After several weeks of doing some online research/surfing/bumming around and asking friends (like the ultra intelligent Kevin Lim), I managed to get a handle (well partially) on what’s happening for social media in the museum world. Here’s what I found after some digging around:
First is the discovery of a blog aggregator for museums around the world called (surprise surprise) Museum Blogs! Believe it or not, there are now some 331 museums blogs (at least those which are captured here) around the world. I am glad to see that our dearly beloved Yesterday.sg is there too! Yay.
Oh yes, you can also subscribe to museum podcasts too if you wish to listen in on what’s happening in museums rather than to view layers of text.
I also read that the Brooklyn Museum, one of the foremost users of social media in the curatorial world, has used Twitter to enlist volunteers and members in its latest outreach programme. They called it a “support revolution” and have managed to make some good progress in getting folks around the world to join them on 1stfan. You can follow them on twitter too.
On the use of Youtube for museums, Beth Kanter made some questioning observations on their effectiveness in terms of drawing actual visitors and rightfully commented that behind-the-scenes videos appear to be more popular. She pointed to this interesting study on the reach and effectiveness of Museum Youtube videos on Museums and the Web (another invaluable resource for heritage social media user). Check out the Museum of Modern Art’s (MoMA) Youtube page, as well as that of the Indianapolis Museum of Art (IMA) and see which you prefer. Its fascinating to note how the number of views on these museum video sites could vary from as low as 100 views to as high as 100,000 depending on its content.
If you like participating in online discussions, check out this network called on Museums 3.0 on Ning a fairly active group engaged in various digital discourses concerning the future of the social web for museums and digital heritage. Created by Lynda Kelly from Sydney’s Australian Museum, the quantity and quality of conversations there made it a delightful read, often peppered with thought provoking and insightful contributions from various members. Highly recommended!
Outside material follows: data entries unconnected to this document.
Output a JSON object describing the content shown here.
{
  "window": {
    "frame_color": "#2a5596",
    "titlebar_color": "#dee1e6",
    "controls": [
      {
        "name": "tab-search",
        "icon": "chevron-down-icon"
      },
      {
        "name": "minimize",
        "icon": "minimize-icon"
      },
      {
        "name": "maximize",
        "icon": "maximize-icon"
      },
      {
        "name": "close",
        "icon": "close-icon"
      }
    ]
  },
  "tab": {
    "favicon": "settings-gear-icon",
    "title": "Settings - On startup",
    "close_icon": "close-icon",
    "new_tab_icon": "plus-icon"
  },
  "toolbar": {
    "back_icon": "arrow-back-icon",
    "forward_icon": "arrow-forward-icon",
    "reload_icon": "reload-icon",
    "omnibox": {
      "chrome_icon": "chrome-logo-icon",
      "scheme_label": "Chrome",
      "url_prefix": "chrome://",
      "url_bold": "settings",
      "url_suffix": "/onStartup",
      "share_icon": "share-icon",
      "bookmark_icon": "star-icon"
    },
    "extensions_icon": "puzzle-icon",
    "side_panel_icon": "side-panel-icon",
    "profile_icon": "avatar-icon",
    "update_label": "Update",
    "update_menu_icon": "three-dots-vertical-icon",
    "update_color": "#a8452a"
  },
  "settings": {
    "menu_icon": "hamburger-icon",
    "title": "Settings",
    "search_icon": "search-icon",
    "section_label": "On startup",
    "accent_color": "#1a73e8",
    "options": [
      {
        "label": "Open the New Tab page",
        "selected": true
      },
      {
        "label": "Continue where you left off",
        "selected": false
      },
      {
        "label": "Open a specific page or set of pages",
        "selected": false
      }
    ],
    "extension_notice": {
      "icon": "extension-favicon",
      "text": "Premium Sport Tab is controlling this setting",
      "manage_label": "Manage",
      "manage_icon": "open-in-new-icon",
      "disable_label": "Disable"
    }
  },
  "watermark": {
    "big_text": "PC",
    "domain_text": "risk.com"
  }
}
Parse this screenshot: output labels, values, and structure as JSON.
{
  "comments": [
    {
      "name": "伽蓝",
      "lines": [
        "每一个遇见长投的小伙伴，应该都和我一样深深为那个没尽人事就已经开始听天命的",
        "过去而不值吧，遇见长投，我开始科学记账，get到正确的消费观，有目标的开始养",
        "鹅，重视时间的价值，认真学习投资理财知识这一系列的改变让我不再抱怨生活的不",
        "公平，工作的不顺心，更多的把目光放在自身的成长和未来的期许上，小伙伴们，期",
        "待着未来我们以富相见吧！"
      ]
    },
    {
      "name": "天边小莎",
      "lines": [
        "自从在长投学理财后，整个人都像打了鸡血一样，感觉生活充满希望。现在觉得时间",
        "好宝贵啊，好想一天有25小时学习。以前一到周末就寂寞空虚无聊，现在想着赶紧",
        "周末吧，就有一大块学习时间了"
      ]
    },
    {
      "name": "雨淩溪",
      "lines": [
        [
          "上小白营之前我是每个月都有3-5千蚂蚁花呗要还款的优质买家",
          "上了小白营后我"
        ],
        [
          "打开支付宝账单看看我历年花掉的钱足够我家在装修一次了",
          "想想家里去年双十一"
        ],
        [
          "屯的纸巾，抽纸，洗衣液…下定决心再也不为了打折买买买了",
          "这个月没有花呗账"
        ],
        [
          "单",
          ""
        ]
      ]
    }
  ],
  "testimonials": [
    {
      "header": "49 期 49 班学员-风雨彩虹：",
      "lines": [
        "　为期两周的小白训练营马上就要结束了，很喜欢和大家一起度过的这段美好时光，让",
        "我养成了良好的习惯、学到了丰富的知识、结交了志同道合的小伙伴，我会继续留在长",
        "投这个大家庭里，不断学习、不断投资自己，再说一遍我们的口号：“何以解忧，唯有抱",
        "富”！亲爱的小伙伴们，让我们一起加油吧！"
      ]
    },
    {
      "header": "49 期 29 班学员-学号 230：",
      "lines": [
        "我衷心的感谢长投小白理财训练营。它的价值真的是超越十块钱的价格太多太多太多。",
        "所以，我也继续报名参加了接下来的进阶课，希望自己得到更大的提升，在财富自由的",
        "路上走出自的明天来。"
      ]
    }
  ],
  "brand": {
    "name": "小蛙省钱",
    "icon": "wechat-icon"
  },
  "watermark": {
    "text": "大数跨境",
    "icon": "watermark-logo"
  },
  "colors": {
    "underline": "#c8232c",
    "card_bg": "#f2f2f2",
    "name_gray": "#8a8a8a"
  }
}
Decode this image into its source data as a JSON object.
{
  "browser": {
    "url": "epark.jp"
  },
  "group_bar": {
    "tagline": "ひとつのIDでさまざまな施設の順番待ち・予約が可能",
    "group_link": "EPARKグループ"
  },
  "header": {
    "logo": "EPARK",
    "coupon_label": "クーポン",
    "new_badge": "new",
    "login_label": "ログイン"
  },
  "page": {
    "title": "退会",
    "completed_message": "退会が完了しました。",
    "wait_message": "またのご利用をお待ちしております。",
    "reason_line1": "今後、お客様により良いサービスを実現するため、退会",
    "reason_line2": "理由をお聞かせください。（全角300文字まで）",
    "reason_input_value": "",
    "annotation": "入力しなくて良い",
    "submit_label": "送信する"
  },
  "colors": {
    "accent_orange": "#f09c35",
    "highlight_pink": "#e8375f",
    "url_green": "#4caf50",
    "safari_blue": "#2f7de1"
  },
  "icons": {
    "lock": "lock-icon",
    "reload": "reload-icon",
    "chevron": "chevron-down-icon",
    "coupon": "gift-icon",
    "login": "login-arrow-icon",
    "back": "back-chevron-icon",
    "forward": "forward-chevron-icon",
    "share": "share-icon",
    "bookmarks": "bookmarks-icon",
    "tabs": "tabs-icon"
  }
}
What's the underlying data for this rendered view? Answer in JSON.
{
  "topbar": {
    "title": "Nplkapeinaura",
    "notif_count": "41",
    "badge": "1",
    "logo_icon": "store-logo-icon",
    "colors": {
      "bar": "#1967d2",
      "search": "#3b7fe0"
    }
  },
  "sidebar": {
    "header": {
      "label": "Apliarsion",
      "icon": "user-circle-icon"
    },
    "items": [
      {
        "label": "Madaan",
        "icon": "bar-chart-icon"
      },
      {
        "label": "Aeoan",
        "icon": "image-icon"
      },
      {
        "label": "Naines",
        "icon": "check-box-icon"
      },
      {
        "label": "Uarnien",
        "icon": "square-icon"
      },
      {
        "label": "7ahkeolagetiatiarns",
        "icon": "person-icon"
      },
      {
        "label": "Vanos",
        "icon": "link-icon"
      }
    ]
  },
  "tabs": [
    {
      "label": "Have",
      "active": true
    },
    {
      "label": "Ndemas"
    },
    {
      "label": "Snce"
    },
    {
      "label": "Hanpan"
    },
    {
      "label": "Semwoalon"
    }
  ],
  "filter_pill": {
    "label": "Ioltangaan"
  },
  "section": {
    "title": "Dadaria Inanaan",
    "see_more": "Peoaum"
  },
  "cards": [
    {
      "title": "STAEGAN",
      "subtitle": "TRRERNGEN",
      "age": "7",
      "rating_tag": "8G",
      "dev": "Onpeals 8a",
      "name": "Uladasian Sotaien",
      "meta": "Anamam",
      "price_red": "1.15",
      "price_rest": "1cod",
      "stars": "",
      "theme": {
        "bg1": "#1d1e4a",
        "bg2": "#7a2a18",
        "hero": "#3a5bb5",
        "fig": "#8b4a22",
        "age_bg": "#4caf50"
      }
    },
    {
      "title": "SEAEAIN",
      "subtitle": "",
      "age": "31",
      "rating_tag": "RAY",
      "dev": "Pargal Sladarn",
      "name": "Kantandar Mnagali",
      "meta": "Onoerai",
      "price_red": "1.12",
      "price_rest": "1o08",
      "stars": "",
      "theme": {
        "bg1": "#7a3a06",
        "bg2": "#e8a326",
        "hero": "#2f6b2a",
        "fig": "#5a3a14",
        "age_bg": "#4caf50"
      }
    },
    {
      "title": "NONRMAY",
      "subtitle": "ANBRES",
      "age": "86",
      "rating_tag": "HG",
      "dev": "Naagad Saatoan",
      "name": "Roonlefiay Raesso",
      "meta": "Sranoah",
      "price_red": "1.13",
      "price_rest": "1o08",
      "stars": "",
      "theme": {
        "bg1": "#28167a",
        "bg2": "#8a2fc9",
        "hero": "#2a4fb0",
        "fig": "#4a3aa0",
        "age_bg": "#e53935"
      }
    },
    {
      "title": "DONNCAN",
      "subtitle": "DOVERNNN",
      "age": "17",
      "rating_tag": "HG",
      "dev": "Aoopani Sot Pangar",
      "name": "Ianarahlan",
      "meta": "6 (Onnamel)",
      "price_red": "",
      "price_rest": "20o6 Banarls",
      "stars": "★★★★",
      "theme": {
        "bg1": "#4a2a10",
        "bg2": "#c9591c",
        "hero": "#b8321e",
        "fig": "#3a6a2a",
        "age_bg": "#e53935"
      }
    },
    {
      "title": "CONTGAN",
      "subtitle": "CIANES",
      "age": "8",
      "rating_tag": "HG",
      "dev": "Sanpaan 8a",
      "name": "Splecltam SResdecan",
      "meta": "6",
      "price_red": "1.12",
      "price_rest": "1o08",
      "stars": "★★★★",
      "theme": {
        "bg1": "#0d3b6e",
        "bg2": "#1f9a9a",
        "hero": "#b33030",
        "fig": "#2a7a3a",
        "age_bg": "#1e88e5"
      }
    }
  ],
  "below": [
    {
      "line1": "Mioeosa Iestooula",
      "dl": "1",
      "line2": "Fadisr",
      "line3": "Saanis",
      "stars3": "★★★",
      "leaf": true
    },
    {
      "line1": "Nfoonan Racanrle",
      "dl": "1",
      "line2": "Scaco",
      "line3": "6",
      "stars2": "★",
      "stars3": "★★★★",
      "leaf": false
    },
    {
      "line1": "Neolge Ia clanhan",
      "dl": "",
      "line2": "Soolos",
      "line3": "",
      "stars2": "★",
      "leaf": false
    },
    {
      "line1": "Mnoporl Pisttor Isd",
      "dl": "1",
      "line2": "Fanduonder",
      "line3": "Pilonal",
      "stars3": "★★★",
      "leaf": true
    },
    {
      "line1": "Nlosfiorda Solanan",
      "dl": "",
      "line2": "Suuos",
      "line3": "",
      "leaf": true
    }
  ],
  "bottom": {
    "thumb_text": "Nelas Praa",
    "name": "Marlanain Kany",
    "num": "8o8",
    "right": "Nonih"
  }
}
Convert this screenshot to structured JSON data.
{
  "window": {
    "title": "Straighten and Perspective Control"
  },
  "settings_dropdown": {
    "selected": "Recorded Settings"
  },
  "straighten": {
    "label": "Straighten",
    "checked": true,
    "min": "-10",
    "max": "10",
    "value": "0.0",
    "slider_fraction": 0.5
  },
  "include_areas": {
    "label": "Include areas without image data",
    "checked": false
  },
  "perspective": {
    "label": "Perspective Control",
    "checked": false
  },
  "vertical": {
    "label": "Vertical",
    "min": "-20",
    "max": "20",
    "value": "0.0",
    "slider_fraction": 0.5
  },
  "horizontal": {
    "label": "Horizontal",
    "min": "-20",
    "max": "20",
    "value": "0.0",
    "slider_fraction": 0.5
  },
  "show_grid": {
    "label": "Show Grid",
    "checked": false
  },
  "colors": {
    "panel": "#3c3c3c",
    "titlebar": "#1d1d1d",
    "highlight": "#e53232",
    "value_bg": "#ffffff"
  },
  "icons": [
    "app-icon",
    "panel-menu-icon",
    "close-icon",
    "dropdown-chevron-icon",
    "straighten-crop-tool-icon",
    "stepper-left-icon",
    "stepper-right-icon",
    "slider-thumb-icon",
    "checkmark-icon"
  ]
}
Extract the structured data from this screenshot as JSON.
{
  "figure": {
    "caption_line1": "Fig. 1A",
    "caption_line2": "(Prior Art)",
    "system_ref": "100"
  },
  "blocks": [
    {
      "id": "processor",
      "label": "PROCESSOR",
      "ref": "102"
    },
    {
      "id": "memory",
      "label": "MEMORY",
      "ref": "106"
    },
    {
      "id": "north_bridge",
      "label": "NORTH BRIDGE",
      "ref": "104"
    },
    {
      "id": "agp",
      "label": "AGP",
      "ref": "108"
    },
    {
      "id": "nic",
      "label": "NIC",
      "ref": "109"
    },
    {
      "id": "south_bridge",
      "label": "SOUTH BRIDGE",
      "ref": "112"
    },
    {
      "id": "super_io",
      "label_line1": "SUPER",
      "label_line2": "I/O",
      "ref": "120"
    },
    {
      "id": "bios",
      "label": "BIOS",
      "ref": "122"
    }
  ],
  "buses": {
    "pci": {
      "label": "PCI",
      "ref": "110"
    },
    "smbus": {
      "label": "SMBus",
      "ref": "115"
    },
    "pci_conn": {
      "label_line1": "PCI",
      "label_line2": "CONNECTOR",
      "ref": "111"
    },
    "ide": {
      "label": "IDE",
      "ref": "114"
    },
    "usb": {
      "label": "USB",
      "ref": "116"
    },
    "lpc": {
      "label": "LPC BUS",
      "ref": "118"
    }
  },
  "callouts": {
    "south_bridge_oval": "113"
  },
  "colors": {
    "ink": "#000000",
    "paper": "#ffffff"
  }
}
Finally, if you like Clay Shirky’s work and are a fan of his thoughts on social media, you may want to check out this Youtube video of him speaking at one of the Smithsonian Institution’s 2.0 event. There is a blog post by Mia Ridge capturing the key thoughts of this which includes the value of Flickr to museums, how artefacts could be “hubs” in a “hub and spoke” world and the nexus of attention radiating outwards from them, the value of tagging, as well as the formation of communities of practice.
Mia also wrote about an earlier Clay Shirky talk in London which focused largely on the thrust of his book “Here Comes Everybody” and highlighted some examples of social media being used effectively for citizen activism – Barack Obama’s election campaign website and the “Yes We Can” music video, Gnarly Kitty’s posts about the Thai Coup, and No Pants Day by Improv Everywhere ( a kind of flash mob group).
It will be interesting to see how new media tools could be employed for grassroot evangelism for museums in Singapore, learning from the various practices around the world. Over at the National Heritage Board of Singapore, we are trying various ways to encourage Word Of Mouth which could hopefully win us new fans in the longer-term.